It's a bit of a shame that the communists/socialists of the 20th century were so murderous and rigid in their ideology because they completely undermined any of the palatable aspects of their dogmas.

Maybe if they had been a bit more balanced in their approach we would have a more sustainable economic system now??

Just musing in type really.

I hear ya.

Capitalist/communist/socialist ideologies have all equally been murderous over the centuries. It's a human fault rather than a fault of the system in play. The systems are merely tools, a means to an end, so the real question may be what the end is or the lack of one.

Maybe if capitalism had a different goal in mind we'd have a more sustainable economic system and a more united and harmonious society now too. Maybe if the communists didn't force the issue and just let capitalism play itself out we'd be more open to the possible virtues rather than arguing against the principles of communism.

Again, it's a human issue really and highlights the nature vs nurture debate. Ideally we want to nurture the positive traits in human nature and there are many studies suggesting that our current capitalist, ego centric model is ultimately nurturing the negative traits of human nature.

My theory is we've created a system from a lust for power, greed, selfishness etc (all fear based traits) and now the system not only breeds that fear but preys on it to keep growing. In short, throughout history we've had a minority of narcissistic psychopaths who have manipulated the masses through fear to gain power and control to serve their own interests. Only fear allows one to control the other and we've ended up with larger groups of narcissistic psychopaths in power.

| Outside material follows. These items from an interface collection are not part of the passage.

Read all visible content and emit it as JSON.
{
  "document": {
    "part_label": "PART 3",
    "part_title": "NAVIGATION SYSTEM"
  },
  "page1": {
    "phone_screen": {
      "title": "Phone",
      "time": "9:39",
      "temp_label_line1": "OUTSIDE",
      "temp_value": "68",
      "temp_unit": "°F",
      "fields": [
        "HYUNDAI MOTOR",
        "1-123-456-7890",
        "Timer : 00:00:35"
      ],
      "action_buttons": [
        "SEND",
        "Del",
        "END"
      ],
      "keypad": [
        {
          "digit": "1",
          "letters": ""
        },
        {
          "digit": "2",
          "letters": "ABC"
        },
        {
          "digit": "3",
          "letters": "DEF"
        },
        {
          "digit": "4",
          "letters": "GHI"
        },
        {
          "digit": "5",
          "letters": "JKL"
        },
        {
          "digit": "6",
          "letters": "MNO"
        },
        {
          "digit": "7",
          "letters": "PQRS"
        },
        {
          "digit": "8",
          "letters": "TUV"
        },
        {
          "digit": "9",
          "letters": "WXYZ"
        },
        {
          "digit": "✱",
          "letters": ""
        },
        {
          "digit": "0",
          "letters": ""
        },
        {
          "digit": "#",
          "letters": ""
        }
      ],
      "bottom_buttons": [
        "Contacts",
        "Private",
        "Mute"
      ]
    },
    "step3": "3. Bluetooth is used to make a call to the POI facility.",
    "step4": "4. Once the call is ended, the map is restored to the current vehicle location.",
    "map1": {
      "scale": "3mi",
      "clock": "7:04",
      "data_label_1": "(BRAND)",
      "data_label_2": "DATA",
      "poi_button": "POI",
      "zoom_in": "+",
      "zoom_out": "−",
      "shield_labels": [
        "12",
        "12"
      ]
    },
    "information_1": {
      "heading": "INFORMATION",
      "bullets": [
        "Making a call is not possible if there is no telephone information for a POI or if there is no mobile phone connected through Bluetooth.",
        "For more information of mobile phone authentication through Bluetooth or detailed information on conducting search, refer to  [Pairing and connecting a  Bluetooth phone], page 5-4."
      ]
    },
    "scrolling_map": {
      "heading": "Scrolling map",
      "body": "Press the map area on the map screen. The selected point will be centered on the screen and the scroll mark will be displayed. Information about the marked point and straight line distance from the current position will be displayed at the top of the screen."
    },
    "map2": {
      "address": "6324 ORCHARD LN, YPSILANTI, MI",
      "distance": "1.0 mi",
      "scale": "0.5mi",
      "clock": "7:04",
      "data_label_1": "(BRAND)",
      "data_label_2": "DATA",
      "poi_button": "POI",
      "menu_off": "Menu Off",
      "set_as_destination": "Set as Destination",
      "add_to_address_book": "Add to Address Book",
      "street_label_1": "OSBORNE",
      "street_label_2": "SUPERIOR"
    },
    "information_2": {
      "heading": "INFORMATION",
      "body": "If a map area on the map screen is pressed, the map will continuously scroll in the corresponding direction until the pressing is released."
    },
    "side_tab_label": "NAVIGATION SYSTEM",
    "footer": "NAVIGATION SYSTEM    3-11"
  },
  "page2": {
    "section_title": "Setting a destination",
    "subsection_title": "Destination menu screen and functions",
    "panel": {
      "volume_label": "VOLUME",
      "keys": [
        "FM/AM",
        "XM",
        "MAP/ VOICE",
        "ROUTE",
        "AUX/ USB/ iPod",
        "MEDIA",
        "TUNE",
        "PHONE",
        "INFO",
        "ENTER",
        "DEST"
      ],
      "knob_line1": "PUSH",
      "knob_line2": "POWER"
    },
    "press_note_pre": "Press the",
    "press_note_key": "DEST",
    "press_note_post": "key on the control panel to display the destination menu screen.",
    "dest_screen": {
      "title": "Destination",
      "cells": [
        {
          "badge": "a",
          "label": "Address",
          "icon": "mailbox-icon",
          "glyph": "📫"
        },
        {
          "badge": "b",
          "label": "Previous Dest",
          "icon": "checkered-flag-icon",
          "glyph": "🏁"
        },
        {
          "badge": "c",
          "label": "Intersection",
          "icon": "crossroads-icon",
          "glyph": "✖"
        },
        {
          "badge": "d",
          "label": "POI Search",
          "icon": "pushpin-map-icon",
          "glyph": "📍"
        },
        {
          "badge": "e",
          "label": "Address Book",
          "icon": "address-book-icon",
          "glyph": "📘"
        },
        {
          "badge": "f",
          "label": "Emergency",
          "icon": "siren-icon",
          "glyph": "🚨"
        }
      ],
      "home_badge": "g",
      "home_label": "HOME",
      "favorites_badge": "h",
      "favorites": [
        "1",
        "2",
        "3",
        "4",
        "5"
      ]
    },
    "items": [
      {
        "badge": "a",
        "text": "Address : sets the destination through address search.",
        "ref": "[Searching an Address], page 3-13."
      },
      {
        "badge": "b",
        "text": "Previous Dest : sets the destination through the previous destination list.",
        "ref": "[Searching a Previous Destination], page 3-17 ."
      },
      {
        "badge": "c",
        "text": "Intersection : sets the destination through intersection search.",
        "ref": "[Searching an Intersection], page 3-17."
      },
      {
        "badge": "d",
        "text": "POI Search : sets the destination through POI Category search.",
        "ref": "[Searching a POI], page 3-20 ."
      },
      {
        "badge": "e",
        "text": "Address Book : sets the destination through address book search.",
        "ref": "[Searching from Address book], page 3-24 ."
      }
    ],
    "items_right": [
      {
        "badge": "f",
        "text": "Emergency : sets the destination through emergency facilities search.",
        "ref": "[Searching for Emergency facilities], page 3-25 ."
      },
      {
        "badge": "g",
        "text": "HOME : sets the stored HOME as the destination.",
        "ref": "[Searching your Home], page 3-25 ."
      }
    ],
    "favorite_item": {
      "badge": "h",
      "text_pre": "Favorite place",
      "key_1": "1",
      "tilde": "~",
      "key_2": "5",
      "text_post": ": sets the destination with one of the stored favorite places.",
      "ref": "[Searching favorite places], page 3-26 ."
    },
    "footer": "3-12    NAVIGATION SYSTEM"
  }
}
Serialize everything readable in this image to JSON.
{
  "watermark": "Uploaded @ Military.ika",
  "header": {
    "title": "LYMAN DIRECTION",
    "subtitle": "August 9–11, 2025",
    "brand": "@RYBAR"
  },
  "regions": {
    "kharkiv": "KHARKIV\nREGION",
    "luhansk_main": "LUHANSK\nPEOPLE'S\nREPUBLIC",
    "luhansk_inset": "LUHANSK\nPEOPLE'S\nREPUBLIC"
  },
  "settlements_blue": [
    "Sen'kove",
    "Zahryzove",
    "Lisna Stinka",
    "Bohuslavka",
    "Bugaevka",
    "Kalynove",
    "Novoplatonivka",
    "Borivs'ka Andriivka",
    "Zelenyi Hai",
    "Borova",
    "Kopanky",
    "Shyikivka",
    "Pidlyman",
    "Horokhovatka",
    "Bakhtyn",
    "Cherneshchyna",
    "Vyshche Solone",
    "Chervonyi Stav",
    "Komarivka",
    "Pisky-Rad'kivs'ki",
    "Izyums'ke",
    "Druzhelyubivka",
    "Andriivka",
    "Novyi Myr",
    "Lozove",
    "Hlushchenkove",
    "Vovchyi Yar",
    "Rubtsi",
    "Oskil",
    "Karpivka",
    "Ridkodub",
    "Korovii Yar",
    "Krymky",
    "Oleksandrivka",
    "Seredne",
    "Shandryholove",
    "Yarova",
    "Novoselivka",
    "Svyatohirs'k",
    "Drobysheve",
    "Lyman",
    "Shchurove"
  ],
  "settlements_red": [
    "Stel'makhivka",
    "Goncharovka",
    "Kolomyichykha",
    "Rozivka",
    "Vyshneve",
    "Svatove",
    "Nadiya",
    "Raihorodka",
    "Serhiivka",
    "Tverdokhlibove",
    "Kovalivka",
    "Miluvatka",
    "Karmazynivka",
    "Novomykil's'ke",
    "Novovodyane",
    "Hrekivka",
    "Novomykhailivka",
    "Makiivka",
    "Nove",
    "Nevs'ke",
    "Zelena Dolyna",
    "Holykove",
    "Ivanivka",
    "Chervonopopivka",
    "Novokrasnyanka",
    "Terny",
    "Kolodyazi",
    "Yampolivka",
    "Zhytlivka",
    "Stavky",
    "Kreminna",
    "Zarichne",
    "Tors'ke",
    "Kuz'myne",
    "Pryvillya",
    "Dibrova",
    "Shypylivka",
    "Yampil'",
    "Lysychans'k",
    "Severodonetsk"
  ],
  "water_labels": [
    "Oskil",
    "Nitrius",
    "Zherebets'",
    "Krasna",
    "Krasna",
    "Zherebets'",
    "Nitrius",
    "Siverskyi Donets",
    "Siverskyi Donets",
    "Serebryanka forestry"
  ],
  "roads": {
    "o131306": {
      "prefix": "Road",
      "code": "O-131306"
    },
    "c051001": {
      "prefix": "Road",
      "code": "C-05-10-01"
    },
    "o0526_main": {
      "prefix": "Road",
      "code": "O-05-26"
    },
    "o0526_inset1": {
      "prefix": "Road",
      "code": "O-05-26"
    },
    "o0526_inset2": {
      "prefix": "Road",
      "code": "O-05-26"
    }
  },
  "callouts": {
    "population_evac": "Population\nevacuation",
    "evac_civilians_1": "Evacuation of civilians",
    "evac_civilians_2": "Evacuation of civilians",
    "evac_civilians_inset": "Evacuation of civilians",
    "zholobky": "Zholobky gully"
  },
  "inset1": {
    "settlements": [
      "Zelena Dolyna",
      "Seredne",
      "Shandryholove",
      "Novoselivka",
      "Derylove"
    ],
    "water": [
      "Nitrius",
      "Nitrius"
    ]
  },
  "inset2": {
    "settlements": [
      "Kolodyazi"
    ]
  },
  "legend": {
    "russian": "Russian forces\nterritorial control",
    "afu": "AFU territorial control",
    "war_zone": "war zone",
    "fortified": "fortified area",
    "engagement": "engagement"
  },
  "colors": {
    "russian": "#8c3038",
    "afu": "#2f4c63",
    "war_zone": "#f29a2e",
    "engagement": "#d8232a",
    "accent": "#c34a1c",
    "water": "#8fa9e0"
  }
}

Musings of a madman

Some interesting reads if you want to go down the rabbit hole